++++ The data

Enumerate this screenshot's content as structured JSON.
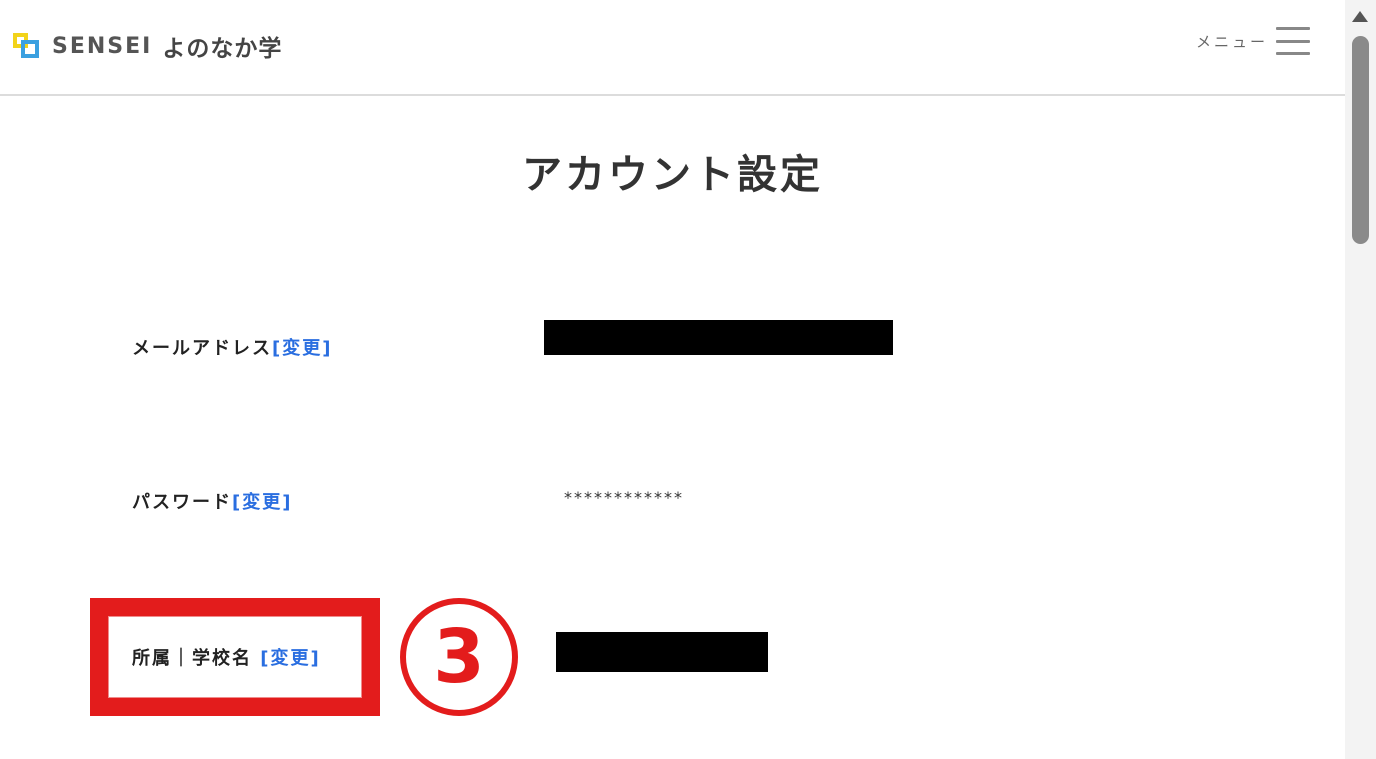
{
  "header": {
    "brand": "SENSEI",
    "brand_sub": "よのなか学",
    "menu_label": "メニュー"
  },
  "page": {
    "title": "アカウント設定"
  },
  "rows": {
    "email": {
      "label": "メールアドレス",
      "change": "[変更]"
    },
    "password": {
      "label": "パスワード",
      "change": "[変更]",
      "value": "************"
    },
    "school": {
      "label": "所属｜学校名",
      "change": "[変更]"
    }
  },
  "annotation": {
    "step": "3",
    "color": "#e31c1c"
  },
  "colors": {
    "link": "#2a6ee0",
    "logo_yellow": "#f2d31a",
    "logo_blue": "#3aa0e0",
    "redaction": "#000000"
  },
  "icons": {
    "logo": "sensei-logo-icon",
    "menu": "hamburger-menu-icon",
    "scroll_up": "scroll-up-arrow-icon"
  }
}
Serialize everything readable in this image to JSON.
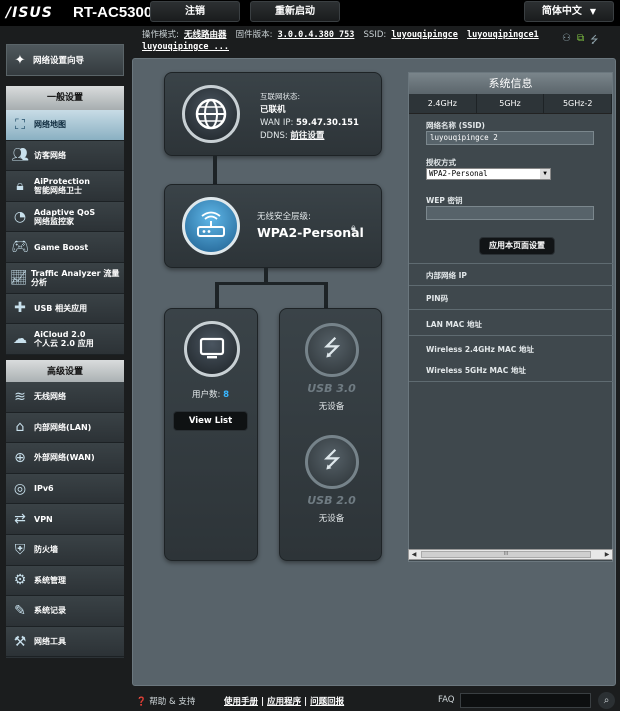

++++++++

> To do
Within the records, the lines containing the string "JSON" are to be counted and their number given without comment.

> Answer box
2